### What to work on
Lines of the data that contain the word "this" are the ones to copy.
─── Supplied information
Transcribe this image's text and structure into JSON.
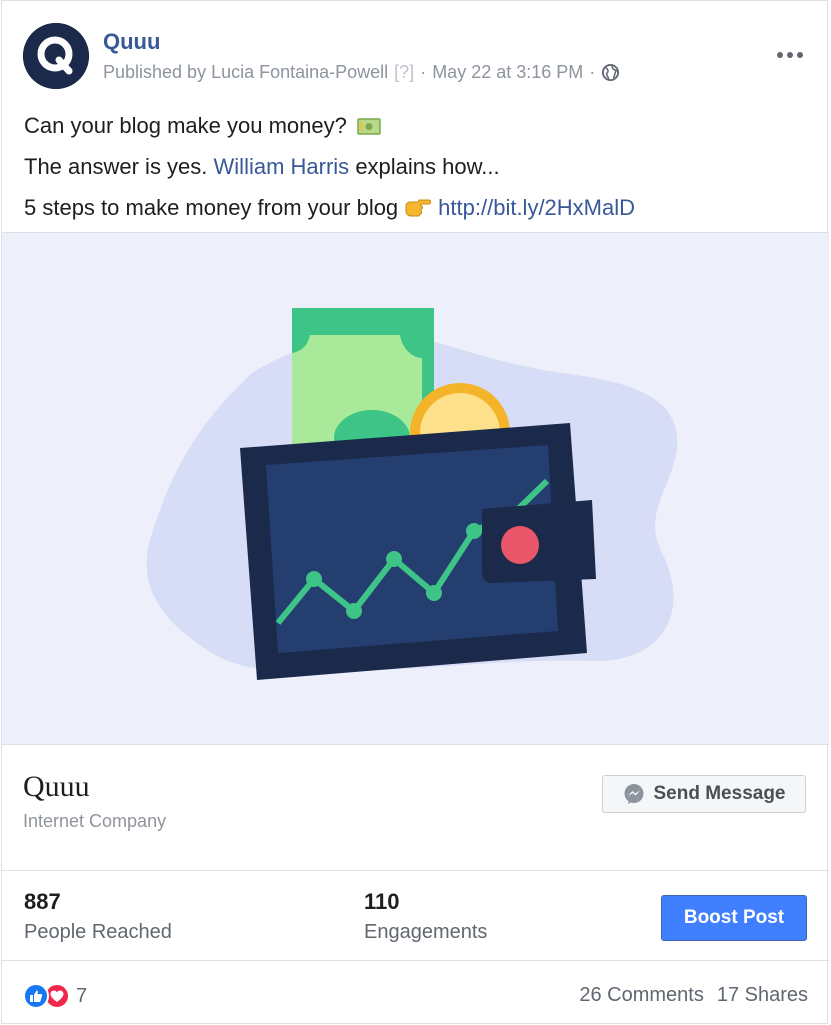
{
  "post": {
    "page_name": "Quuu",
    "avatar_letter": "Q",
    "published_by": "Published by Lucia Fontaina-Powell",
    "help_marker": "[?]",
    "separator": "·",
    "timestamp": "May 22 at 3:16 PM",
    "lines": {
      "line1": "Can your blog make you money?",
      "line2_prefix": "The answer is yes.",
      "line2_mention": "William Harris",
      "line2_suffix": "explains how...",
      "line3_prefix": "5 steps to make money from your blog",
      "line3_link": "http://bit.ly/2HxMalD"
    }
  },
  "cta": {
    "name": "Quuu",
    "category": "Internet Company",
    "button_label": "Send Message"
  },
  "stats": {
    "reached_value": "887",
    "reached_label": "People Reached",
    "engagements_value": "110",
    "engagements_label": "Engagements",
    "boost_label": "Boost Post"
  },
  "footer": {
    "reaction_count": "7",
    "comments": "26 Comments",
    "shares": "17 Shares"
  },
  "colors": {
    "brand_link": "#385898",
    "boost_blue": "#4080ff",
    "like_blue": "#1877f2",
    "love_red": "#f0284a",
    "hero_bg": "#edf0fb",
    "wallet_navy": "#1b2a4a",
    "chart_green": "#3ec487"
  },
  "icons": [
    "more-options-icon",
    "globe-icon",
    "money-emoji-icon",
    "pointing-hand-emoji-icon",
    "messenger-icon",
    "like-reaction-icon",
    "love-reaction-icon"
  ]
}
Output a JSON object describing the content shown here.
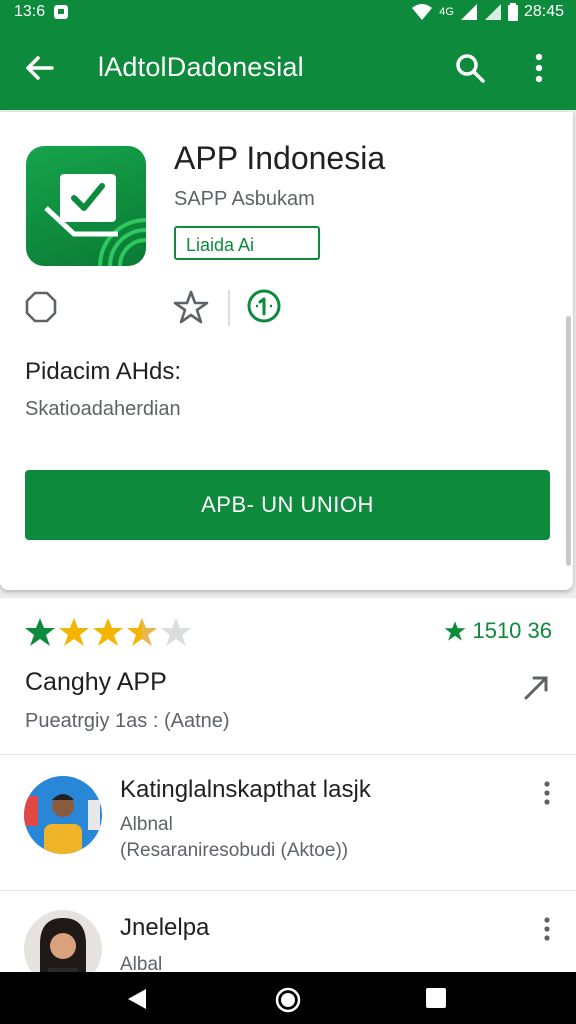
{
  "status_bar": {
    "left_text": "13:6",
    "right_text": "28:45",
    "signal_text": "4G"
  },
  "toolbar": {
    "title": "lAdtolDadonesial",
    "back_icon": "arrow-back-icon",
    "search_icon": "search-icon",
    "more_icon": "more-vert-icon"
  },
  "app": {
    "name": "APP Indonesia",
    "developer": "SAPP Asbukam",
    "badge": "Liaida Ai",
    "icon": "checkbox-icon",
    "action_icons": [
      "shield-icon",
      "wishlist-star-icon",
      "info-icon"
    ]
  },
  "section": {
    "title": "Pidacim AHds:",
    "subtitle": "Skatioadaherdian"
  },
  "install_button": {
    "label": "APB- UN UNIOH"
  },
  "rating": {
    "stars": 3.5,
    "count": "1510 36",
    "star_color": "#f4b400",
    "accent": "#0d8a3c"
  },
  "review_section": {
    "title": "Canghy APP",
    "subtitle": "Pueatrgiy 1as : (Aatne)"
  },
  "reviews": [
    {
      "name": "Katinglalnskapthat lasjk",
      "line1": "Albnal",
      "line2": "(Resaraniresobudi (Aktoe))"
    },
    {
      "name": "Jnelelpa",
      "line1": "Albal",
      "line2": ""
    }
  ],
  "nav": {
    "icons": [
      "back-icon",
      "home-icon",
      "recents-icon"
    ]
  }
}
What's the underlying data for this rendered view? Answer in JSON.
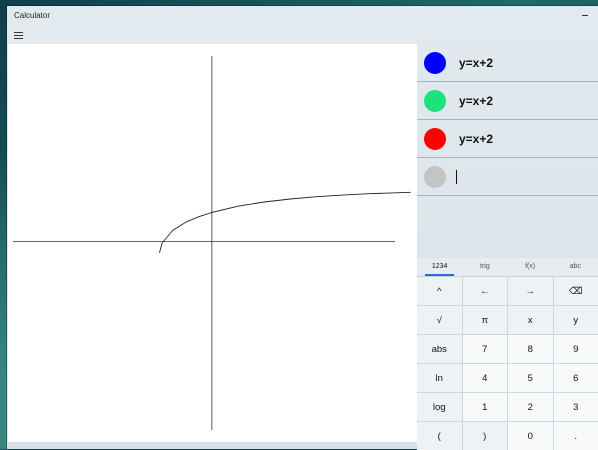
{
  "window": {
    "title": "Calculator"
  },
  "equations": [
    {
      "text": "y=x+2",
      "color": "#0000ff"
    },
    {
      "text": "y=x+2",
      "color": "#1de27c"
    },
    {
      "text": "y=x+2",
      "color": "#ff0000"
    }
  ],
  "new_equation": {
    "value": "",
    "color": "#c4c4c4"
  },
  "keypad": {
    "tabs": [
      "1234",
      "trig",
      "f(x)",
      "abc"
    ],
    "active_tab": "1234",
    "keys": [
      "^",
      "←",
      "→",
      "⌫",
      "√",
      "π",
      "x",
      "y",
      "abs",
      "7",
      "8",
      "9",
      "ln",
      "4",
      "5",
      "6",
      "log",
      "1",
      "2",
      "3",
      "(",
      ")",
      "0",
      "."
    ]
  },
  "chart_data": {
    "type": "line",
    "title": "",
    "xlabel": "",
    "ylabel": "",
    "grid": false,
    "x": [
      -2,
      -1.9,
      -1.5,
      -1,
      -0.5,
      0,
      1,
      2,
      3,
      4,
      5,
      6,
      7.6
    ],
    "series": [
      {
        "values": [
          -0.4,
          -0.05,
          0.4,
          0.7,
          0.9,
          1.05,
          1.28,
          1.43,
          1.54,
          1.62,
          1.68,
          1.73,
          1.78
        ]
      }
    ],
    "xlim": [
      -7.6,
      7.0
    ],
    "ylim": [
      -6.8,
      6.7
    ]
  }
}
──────
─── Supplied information
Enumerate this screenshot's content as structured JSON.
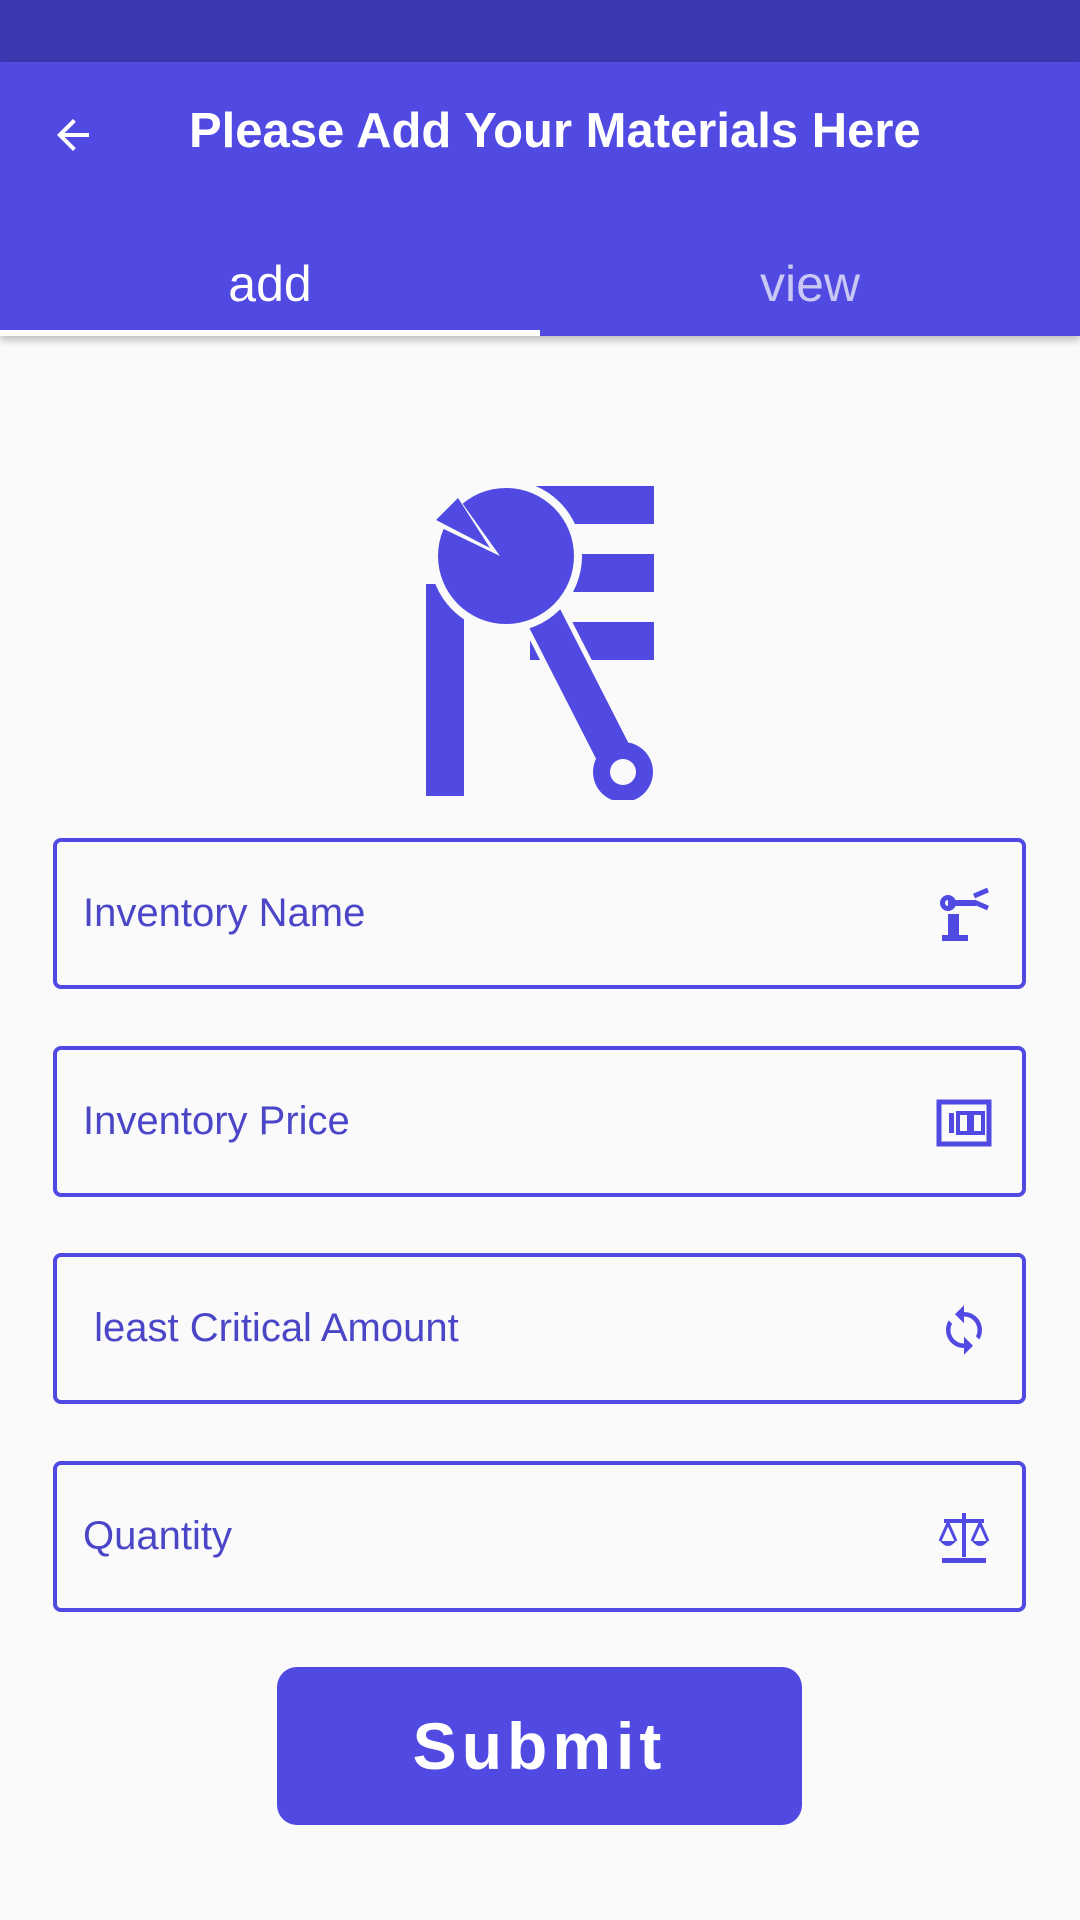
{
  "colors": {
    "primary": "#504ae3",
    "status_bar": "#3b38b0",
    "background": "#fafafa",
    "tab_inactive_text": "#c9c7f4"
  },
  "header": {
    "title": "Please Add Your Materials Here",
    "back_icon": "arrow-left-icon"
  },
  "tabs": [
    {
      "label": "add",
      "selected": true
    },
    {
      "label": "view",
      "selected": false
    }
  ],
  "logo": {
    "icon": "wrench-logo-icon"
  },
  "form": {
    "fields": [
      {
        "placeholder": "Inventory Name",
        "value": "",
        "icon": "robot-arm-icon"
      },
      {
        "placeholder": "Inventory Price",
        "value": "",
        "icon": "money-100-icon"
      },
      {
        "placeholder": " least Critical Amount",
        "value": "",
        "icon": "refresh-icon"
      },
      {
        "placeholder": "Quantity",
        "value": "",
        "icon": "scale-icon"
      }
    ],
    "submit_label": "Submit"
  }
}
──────
### Task output
Transcribe this image's text and structure into JSON.
What's the underlying data for this rendered view? Answer in JSON.
Enumerate this screenshot's content as structured JSON.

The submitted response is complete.